#### WHAT YOU WILL DO:
Whatever appears in the data below, copy it exactly.

#### DATA FOR THE TASK:
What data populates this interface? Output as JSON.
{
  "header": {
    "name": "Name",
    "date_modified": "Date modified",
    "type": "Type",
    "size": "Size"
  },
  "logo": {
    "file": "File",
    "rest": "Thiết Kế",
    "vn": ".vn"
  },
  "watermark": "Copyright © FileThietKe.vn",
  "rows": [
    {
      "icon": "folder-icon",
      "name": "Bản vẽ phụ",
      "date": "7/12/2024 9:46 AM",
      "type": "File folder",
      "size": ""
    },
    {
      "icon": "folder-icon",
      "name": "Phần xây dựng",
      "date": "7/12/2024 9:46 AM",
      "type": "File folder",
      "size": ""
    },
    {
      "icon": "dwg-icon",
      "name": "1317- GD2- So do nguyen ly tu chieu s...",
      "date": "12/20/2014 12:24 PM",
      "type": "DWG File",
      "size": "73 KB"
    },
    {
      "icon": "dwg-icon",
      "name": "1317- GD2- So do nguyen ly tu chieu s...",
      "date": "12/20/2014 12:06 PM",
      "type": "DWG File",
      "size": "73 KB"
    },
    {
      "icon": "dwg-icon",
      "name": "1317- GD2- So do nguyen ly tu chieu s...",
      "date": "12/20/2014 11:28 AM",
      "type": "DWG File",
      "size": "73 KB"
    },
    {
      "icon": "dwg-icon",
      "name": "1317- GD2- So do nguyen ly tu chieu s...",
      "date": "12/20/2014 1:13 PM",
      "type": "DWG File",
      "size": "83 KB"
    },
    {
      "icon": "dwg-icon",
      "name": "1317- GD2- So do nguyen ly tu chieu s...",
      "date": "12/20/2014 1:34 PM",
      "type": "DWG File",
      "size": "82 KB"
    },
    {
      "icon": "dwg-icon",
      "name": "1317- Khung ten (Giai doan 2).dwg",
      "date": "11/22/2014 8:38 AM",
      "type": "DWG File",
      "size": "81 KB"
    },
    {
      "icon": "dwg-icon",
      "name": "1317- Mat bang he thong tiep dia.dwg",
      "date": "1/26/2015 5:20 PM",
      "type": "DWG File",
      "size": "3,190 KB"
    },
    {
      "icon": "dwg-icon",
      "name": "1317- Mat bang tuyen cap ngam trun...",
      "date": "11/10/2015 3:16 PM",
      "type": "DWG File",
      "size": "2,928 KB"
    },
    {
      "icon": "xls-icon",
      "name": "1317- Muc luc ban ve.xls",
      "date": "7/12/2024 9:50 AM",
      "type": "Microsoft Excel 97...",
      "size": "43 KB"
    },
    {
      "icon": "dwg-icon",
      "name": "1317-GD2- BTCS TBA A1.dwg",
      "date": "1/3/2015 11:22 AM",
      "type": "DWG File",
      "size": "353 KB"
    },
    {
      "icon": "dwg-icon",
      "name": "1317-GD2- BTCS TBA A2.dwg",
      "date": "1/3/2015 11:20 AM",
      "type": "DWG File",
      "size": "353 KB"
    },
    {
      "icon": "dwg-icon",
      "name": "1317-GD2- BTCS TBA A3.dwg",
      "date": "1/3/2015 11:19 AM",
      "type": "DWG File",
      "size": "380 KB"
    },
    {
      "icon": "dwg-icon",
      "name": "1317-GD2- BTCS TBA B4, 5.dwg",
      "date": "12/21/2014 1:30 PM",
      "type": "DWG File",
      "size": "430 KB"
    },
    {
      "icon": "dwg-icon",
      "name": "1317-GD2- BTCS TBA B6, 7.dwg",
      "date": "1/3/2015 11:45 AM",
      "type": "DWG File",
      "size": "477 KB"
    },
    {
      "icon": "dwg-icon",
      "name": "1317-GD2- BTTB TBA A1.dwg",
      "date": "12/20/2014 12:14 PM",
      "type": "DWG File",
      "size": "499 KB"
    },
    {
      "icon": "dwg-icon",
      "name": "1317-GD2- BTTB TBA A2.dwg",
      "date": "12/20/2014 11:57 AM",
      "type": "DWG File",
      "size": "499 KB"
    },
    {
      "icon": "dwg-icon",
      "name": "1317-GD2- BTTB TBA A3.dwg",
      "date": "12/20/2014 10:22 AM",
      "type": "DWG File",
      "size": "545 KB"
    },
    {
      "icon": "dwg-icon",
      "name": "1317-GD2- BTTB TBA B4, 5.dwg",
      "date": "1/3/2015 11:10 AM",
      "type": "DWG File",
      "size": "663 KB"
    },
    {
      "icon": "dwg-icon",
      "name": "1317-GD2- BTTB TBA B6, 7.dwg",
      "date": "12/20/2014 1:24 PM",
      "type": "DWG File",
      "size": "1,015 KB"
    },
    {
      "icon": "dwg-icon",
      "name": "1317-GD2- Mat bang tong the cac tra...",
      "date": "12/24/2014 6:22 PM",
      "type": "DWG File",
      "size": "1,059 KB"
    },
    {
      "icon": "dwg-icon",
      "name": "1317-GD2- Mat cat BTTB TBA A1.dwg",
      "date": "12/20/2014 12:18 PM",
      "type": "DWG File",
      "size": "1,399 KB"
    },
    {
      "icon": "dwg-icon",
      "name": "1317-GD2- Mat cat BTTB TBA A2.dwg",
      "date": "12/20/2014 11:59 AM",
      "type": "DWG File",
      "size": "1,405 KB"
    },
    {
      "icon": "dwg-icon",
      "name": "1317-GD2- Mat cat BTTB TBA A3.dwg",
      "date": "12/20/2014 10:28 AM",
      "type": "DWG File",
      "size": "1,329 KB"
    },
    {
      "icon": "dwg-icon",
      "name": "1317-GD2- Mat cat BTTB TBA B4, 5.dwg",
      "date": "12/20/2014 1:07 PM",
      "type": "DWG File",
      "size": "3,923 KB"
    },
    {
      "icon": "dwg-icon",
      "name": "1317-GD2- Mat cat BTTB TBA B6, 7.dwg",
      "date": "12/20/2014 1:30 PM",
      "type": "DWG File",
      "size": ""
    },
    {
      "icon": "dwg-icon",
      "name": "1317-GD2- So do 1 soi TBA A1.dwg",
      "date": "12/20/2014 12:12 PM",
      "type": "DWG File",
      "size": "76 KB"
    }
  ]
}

#### TASK RESPONSE:
What data populates this interface? Output as JSON.
{
  "header": {
    "name": "Name",
    "date_modified": "Date modified",
    "type": "Type",
    "size": "Size"
  },
  "logo": {
    "file": "File",
    "rest": "Thiết Kế",
    "vn": ".vn"
  },
  "watermark": "Copyright © FileThietKe.vn",
  "rows": [
    {
      "icon": "folder-icon",
      "name": "Bản vẽ phụ",
      "date": "7/12/2024 9:46 AM",
      "type": "File folder",
      "size": ""
    },
    {
      "icon": "folder-icon",
      "name": "Phần xây dựng",
      "date": "7/12/2024 9:46 AM",
      "type": "File folder",
      "size": ""
    },
    {
      "icon": "dwg-icon",
      "name": "1317- GD2- So do nguyen ly tu chieu s...",
      "date": "12/20/2014 12:24 PM",
      "type": "DWG File",
      "size": "73 KB"
    },
    {
      "icon": "dwg-icon",
      "name": "1317- GD2- So do nguyen ly tu chieu s...",
      "date": "12/20/2014 12:06 PM",
      "type": "DWG File",
      "size": "73 KB"
    },
    {
      "icon": "dwg-icon",
      "name": "1317- GD2- So do nguyen ly tu chieu s...",
      "date": "12/20/2014 11:28 AM",
      "type": "DWG File",
      "size": "73 KB"
    },
    {
      "icon": "dwg-icon",
      "name": "1317- GD2- So do nguyen ly tu chieu s...",
      "date": "12/20/2014 1:13 PM",
      "type": "DWG File",
      "size": "83 KB"
    },
    {
      "icon": "dwg-icon",
      "name": "1317- GD2- So do nguyen ly tu chieu s...",
      "date": "12/20/2014 1:34 PM",
      "type": "DWG File",
      "size": "82 KB"
    },
    {
      "icon": "dwg-icon",
      "name": "1317- Khung ten (Giai doan 2).dwg",
      "date": "11/22/2014 8:38 AM",
      "type": "DWG File",
      "size": "81 KB"
    },
    {
      "icon": "dwg-icon",
      "name": "1317- Mat bang he thong tiep dia.dwg",
      "date": "1/26/2015 5:20 PM",
      "type": "DWG File",
      "size": "3,190 KB"
    },
    {
      "icon": "dwg-icon",
      "name": "1317- Mat bang tuyen cap ngam trun...",
      "date": "11/10/2015 3:16 PM",
      "type": "DWG File",
      "size": "2,928 KB"
    },
    {
      "icon": "xls-icon",
      "name": "1317- Muc luc ban ve.xls",
      "date": "7/12/2024 9:50 AM",
      "type": "Microsoft Excel 97...",
      "size": "43 KB"
    },
    {
      "icon": "dwg-icon",
      "name": "1317-GD2- BTCS TBA A1.dwg",
      "date": "1/3/2015 11:22 AM",
      "type": "DWG File",
      "size": "353 KB"
    },
    {
      "icon": "dwg-icon",
      "name": "1317-GD2- BTCS TBA A2.dwg",
      "date": "1/3/2015 11:20 AM",
      "type": "DWG File",
      "size": "353 KB"
    },
    {
      "icon": "dwg-icon",
      "name": "1317-GD2- BTCS TBA A3.dwg",
      "date": "1/3/2015 11:19 AM",
      "type": "DWG File",
      "size": "380 KB"
    },
    {
      "icon": "dwg-icon",
      "name": "1317-GD2- BTCS TBA B4, 5.dwg",
      "date": "12/21/2014 1:30 PM",
      "type": "DWG File",
      "size": "430 KB"
    },
    {
      "icon": "dwg-icon",
      "name": "1317-GD2- BTCS TBA B6, 7.dwg",
      "date": "1/3/2015 11:45 AM",
      "type": "DWG File",
      "size": "477 KB"
    },
    {
      "icon": "dwg-icon",
      "name": "1317-GD2- BTTB TBA A1.dwg",
      "date": "12/20/2014 12:14 PM",
      "type": "DWG File",
      "size": "499 KB"
    },
    {
      "icon": "dwg-icon",
      "name": "1317-GD2- BTTB TBA A2.dwg",
      "date": "12/20/2014 11:57 AM",
      "type": "DWG File",
      "size": "499 KB"
    },
    {
      "icon": "dwg-icon",
      "name": "1317-GD2- BTTB TBA A3.dwg",
      "date": "12/20/2014 10:22 AM",
      "type": "DWG File",
      "size": "545 KB"
    },
    {
      "icon": "dwg-icon",
      "name": "1317-GD2- BTTB TBA B4, 5.dwg",
      "date": "1/3/2015 11:10 AM",
      "type": "DWG File",
      "size": "663 KB"
    },
    {
      "icon": "dwg-icon",
      "name": "1317-GD2- BTTB TBA B6, 7.dwg",
      "date": "12/20/2014 1:24 PM",
      "type": "DWG File",
      "size": "1,015 KB"
    },
    {
      "icon": "dwg-icon",
      "name": "1317-GD2- Mat bang tong the cac tra...",
      "date": "12/24/2014 6:22 PM",
      "type": "DWG File",
      "size": "1,059 KB"
    },
    {
      "icon": "dwg-icon",
      "name": "1317-GD2- Mat cat BTTB TBA A1.dwg",
      "date": "12/20/2014 12:18 PM",
      "type": "DWG File",
      "size": "1,399 KB"
    },
    {
      "icon": "dwg-icon",
      "name": "1317-GD2- Mat cat BTTB TBA A2.dwg",
      "date": "12/20/2014 11:59 AM",
      "type": "DWG File",
      "size": "1,405 KB"
    },
    {
      "icon": "dwg-icon",
      "name": "1317-GD2- Mat cat BTTB TBA A3.dwg",
      "date": "12/20/2014 10:28 AM",
      "type": "DWG File",
      "size": "1,329 KB"
    },
    {
      "icon": "dwg-icon",
      "name": "1317-GD2- Mat cat BTTB TBA B4, 5.dwg",
      "date": "12/20/2014 1:07 PM",
      "type": "DWG File",
      "size": "3,923 KB"
    },
    {
      "icon": "dwg-icon",
      "name": "1317-GD2- Mat cat BTTB TBA B6, 7.dwg",
      "date": "12/20/2014 1:30 PM",
      "type": "DWG File",
      "size": ""
    },
    {
      "icon": "dwg-icon",
      "name": "1317-GD2- So do 1 soi TBA A1.dwg",
      "date": "12/20/2014 12:12 PM",
      "type": "DWG File",
      "size": "76 KB"
    }
  ]
}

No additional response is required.